The only caveat on the whole package is a minor surplus of road noise from the tyres, though this may have been more a symptom of our test cars' optioned-up 19-inch alloys and the coarse-chip Far North Queensland roads than any lack of sound insulation. We’ll investigate further.

There are four engines on offer, the headliner being the all-new and from-scratch Ingenium diesel, that here uses a claimed 4.2 litres of fuel per 100km. JLR says it has done two million kilometres of durability testing.

With 132kW/430Nm (the latter between 1750 and 2500rm), it’s got ample punch for a car that weighs 1565kg. A 0-100km/h sprint in 7.8 seconds is respectable, though the engine is no firebrand and lacks the vast wall of torque that the very sportiest diesels have. It’s about reducing emissions, however, and it does that well. It’s also commendably quiet and refined.

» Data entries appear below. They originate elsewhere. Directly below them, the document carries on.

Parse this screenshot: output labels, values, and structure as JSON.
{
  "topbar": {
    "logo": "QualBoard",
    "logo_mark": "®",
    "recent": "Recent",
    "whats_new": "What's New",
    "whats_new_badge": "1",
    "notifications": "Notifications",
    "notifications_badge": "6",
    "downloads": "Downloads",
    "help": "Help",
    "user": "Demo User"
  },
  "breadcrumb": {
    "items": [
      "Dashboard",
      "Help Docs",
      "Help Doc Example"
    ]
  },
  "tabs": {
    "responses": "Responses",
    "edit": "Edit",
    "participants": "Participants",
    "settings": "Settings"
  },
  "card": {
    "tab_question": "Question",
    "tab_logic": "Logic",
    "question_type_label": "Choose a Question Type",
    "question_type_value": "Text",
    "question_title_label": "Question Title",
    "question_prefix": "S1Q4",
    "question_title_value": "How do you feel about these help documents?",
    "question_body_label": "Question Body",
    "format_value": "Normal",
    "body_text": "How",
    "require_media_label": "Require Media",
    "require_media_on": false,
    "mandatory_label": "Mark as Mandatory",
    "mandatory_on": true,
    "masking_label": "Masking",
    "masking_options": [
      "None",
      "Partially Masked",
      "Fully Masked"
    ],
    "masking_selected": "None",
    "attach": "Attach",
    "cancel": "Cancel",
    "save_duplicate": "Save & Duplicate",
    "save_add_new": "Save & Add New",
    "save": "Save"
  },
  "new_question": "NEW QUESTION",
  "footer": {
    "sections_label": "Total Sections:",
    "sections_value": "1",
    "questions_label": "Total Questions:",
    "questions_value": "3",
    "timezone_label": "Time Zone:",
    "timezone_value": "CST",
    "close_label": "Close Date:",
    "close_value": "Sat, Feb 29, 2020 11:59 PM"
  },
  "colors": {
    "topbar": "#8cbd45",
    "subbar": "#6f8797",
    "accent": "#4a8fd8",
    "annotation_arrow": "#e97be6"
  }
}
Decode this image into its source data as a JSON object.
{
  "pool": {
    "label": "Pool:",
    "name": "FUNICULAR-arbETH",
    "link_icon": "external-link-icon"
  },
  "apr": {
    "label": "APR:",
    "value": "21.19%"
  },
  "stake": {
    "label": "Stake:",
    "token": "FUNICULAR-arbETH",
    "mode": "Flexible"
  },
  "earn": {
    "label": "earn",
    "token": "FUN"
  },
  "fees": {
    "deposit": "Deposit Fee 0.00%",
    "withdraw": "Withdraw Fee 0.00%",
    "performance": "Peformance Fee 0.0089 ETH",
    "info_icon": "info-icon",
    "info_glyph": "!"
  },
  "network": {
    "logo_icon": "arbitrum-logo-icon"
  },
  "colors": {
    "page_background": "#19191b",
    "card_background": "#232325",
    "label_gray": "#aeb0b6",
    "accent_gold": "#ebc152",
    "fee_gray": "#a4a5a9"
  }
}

The 147kW/280Nm XE 20t in various specification levels is familiar, given its basically the same as the one used in various Fords such as the Mondeo. Ditto the XE 25t, with its tuned version of the same 2.0-litre turbo-petrol with 177kW/340Nm, and 6.8sec 0-100km/h time.

They both serve as good placeholders until the Ingenium engine arrives, since they retain the fantastically linear responses to throttle inputs (lag-free) and that slightly raucous edge that has always been a trademark. You eke every inch out of them.

Atop the range sits the 250kW/450Nm XE S, with its F-Type-sourced supercharged V6 that sends its 1665kg mass (135kg heavier than the 20t and 25t) in 5.1 seconds. It’s rapid, characterful, linear and tractable, but also mildly muted from inside (though it has a menacing bark from outside) — no doubt Jaguar is leaving room for a Mercedes-AMG C63-rivalling ‘XE R’.

Jaguar claims the XE S is more of an Audi S4 rival than a BMW 335i rival, though the Audi’s quattro system is a key differentiator.

All engines are matched to an eight-speed automatic transmission sourced from German wunderkinds ZF, which in this application is predictably intuitive. Place it in S rather than D, and put the car into Sports mode (which sharpens the throttle), and the ante is well-and-truly upped.

The final piece in the XE puzzle is the fact it kicks off a planned renaissance in JLR Australia’s aftersales care, with things such as guaranteed future value programs, an imminent ‘genuine’ used cars program, and a planned fully financeable fixed-price servicing scheme that Jaguar says will cap either five years or 100,000km of servicing at between $1100 and $1350, which is razor sharp.

The service intervals are extremely long, which explains the low cost. They are as follows: 20t and 25t are 12 months/16,000km, the 3.0 V6 S is 12 months/26,000kms and the 2.0d is 24 months/34,000km. Crikey.

So that’s the not quite perfect Jaguar XE, which left us largely impressed after our first local drive. The right badge, the dynamic driving position and hugely accomplished road manners tick the boxes. For a car pitched as the dynamic benchmark, it delivers in spades. In that sense, it’s mission accomplished.